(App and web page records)
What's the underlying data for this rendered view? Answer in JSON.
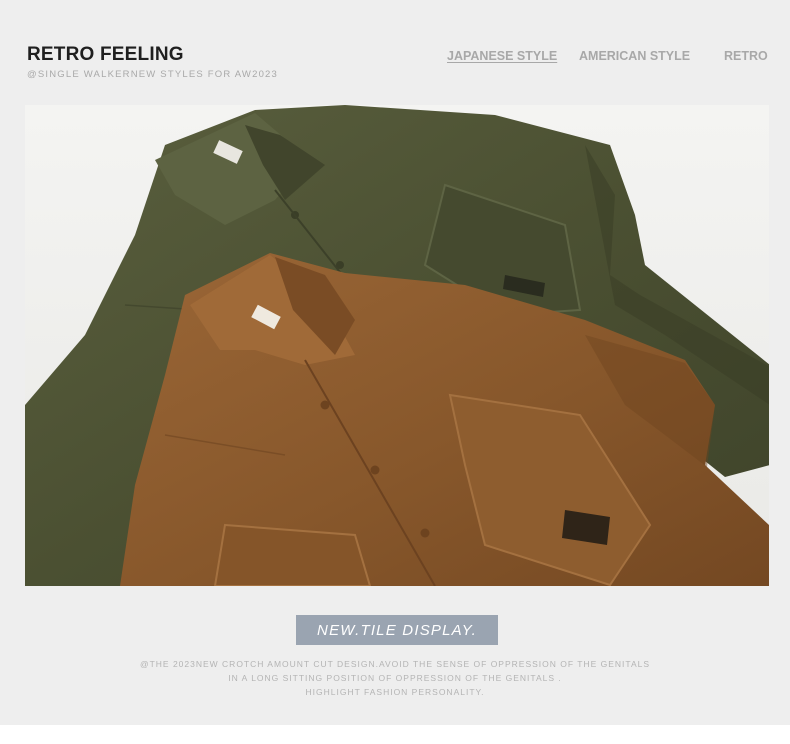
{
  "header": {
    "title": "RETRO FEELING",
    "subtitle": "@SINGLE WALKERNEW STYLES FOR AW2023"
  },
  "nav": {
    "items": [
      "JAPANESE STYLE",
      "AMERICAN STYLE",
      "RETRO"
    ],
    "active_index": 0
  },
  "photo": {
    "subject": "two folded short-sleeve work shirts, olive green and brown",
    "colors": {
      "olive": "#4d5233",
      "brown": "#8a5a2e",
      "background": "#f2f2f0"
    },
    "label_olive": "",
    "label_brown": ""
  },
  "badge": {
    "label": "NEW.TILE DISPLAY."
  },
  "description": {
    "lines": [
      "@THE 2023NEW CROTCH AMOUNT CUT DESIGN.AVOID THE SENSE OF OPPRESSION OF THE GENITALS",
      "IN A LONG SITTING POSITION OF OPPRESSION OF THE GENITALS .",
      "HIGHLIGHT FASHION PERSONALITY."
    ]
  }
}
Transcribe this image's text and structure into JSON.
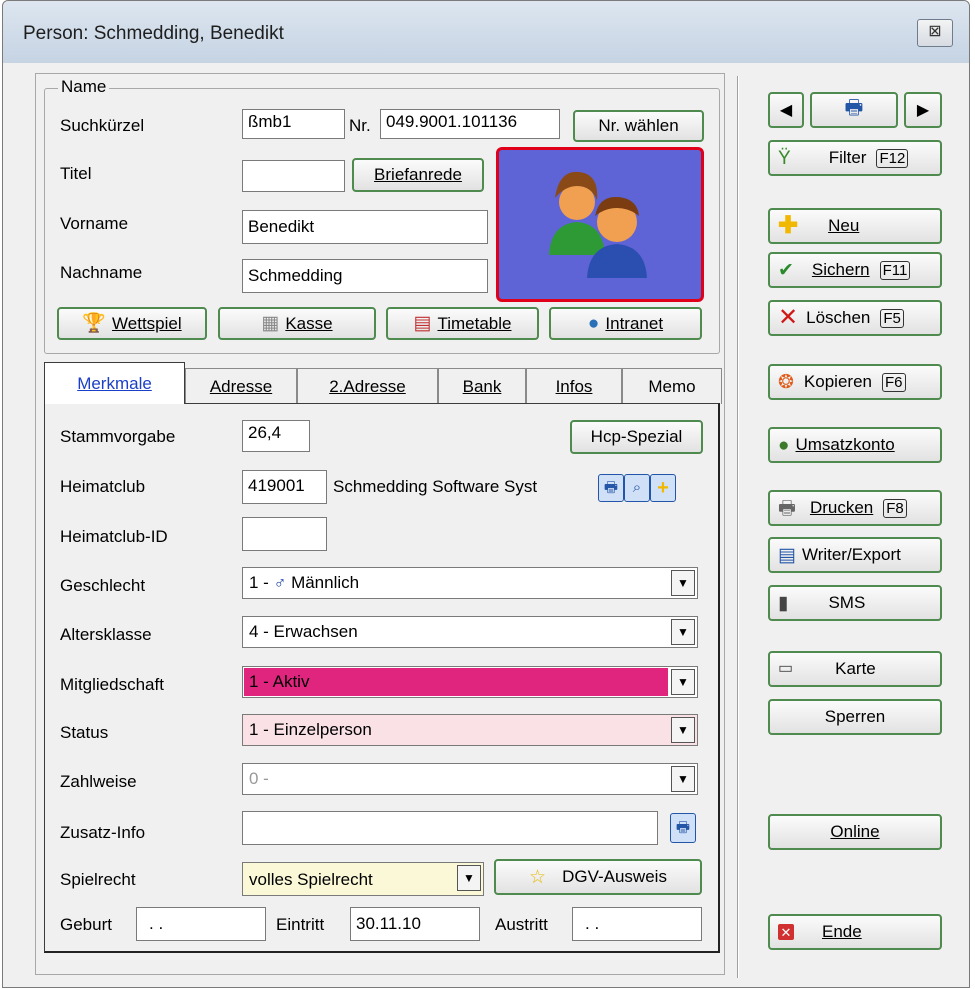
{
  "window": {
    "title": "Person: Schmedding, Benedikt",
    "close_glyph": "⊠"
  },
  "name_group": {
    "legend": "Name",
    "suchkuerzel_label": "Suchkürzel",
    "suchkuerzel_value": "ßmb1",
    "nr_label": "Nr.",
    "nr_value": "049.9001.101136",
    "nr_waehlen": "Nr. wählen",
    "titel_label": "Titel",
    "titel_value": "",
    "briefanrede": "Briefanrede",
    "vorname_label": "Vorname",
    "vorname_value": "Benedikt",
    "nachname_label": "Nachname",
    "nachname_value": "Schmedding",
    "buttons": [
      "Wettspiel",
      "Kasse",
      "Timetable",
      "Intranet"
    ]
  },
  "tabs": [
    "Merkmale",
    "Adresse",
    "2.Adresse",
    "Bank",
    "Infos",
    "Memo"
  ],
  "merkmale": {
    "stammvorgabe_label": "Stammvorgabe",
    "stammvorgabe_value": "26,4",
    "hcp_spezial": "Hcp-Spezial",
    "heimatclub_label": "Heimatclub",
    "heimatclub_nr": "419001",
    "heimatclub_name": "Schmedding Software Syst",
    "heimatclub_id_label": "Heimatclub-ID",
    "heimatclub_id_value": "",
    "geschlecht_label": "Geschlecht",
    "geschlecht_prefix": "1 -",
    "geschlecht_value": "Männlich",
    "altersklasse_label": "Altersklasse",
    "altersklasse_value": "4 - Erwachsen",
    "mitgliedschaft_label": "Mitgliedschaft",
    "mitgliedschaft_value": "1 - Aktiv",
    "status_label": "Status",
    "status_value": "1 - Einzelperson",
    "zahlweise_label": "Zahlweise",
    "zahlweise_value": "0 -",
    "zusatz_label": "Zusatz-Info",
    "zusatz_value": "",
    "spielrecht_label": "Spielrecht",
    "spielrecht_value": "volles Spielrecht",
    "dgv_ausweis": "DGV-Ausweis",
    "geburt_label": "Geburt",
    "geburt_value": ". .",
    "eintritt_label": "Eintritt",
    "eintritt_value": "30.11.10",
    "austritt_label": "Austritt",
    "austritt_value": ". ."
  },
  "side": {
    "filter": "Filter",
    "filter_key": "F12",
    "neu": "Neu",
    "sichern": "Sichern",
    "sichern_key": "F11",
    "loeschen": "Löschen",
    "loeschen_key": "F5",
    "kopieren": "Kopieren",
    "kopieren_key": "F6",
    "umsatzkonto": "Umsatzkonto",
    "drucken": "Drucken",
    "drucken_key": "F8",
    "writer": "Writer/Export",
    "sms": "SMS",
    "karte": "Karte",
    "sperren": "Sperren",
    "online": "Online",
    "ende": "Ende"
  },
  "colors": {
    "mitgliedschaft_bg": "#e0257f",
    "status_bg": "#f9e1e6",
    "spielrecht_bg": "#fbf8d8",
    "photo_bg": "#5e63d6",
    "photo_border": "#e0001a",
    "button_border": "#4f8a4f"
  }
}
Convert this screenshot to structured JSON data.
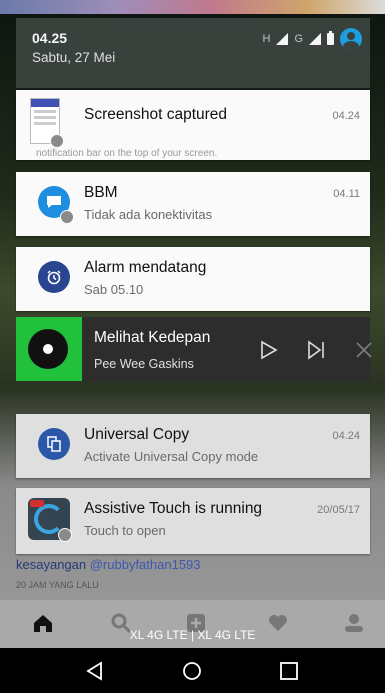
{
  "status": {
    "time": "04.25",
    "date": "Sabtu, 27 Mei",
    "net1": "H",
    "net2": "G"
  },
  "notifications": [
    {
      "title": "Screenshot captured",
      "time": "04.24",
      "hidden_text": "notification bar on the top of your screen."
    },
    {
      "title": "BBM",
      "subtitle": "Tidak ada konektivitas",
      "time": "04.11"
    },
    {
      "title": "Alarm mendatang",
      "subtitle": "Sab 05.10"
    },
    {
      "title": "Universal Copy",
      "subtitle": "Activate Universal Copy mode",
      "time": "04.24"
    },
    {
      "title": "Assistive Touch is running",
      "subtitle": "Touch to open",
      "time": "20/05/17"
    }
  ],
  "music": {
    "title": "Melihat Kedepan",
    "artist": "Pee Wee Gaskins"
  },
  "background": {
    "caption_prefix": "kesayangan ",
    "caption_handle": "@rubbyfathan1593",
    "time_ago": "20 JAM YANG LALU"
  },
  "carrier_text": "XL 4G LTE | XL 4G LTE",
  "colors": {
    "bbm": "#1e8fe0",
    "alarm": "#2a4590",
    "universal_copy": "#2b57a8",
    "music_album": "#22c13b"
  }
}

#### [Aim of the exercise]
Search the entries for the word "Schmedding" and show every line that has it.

#### [Your response]
    "title": "Person: Schmedding, Benedikt",
    "nachname_value": "Schmedding",
    "heimatclub_name": "Schmedding Software Syst",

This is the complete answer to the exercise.